In the US, fear is a primary driver in the relationship between the white community and the African American community. Just as in personal relationships, entire communities can take steps to repair fractured relationships. The first step is ceasing immediate harm-doing. For the white community, this means implementing police reform and ending the war on drugs. The policing model in America is based on a system of protecting white privilege from low income communities of color. This system must be dismantled and a new, community based safety program must be implemented. Legalizing marijuana and taking power away from police unions and transferring it to mayors and city councils are good first steps.

The second step in repairing a fractured relationship is acknowledging wrong doing. This means that the white community in America must recognize that our country was founded on white supremacy and the economic exploitation of black bodies, and that the legacy of that system continues today.
The third step is to take accountability for the harm caused in the past and the present. This will come in the form of reparations and a focused, large scale monetary investment into the black community. Housing, mental and physical health care, education, and infrastructure investments are required.
Conflict inevitably arises in all relationships, even those between the closest of partners. These conflicts grow in complexity when they exist between communities with a history of hundreds of years of abuse. But even in complex societal and political relationships, the steps of individual accountability and reconciliation apply. Ceasing immediate harm, acknowledgement of wrong doing, and restorative action are needed in the relationship between the white community and the African American community in the US.

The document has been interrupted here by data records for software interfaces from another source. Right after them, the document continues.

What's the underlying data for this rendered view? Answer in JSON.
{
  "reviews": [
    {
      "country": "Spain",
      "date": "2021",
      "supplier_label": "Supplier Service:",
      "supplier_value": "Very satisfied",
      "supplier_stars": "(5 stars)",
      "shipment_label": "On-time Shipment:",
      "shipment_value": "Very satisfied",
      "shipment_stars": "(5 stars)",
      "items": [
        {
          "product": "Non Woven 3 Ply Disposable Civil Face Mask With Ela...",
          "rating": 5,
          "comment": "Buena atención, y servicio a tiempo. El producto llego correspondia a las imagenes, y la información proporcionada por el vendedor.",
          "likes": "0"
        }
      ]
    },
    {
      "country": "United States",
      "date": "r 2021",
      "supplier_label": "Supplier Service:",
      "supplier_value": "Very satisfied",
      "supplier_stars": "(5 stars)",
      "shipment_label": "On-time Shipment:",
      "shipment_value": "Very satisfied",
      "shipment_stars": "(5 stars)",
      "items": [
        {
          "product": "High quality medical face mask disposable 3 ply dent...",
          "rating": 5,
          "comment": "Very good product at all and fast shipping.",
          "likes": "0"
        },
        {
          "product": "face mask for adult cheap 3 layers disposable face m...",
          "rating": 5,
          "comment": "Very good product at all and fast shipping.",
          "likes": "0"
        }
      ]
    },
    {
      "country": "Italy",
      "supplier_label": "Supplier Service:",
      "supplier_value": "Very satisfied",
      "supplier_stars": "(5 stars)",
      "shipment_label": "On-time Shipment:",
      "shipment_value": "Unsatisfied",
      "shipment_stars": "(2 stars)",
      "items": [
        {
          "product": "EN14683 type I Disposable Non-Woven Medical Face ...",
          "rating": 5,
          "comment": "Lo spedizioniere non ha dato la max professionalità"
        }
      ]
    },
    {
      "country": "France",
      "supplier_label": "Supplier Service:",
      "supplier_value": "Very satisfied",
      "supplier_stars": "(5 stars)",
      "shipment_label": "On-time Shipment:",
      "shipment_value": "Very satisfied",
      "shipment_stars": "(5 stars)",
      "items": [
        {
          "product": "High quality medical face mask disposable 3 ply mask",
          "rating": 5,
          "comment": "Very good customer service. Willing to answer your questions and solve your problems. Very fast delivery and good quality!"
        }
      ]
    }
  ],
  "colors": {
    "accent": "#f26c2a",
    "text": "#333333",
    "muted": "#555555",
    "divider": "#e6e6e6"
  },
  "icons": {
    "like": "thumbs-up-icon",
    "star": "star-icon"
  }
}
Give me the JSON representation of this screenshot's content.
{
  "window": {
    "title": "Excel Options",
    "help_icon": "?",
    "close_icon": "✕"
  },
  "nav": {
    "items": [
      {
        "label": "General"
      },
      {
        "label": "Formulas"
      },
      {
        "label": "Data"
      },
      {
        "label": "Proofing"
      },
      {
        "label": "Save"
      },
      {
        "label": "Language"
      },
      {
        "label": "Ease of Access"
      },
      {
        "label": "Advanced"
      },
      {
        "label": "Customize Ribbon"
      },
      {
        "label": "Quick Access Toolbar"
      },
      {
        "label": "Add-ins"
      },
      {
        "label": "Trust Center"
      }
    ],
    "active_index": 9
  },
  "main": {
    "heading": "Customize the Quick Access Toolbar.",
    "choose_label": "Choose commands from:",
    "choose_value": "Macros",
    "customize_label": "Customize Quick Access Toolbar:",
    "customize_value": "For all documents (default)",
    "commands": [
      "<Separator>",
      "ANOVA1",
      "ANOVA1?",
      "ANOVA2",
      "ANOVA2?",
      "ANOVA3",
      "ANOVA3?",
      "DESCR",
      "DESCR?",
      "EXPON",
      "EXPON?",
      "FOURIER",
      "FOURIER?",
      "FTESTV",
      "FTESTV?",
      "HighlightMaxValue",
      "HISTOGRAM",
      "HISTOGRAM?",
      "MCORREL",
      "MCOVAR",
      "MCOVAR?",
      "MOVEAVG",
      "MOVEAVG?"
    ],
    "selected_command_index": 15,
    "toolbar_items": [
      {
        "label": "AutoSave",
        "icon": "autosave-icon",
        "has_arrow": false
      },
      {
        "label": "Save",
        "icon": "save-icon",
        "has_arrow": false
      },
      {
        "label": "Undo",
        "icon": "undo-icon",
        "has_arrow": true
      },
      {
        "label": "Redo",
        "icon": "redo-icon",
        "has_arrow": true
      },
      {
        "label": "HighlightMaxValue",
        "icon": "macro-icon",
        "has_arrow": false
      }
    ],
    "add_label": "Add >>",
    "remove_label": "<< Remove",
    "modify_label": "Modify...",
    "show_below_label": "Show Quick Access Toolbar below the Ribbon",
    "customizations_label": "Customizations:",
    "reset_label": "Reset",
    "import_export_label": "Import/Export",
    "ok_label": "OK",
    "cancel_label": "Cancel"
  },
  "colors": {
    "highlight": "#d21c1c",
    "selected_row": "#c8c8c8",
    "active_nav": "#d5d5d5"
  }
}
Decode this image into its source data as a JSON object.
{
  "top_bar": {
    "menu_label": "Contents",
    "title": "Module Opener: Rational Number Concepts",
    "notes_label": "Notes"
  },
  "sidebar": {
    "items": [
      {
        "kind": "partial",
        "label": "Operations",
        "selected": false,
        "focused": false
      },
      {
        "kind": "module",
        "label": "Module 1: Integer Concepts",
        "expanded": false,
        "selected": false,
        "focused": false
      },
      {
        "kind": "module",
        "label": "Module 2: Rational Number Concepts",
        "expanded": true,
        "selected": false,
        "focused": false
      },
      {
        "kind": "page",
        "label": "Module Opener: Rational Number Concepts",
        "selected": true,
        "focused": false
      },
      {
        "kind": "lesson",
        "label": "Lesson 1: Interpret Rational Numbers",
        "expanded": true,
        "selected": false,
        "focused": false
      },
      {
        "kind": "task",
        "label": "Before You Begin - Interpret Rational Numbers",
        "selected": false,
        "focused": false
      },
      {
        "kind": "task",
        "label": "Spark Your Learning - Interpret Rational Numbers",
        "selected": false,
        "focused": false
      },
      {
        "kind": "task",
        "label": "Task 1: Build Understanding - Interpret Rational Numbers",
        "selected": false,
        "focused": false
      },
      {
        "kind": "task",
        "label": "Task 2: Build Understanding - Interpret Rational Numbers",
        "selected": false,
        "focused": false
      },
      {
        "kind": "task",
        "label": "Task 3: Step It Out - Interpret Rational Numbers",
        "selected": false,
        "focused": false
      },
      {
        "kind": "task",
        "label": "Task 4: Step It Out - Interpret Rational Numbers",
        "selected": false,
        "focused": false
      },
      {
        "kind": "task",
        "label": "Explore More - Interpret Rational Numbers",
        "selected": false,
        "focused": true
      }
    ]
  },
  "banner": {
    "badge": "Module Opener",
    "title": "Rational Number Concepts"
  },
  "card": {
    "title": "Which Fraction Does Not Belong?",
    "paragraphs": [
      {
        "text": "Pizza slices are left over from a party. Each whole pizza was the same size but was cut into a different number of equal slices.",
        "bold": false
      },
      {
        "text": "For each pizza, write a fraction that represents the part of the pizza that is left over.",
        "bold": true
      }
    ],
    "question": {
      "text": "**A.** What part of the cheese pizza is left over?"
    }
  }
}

–Christopher Overfelt, a member of Veterans for Peace, serves on the PeaceWorks-KC Board of Directors.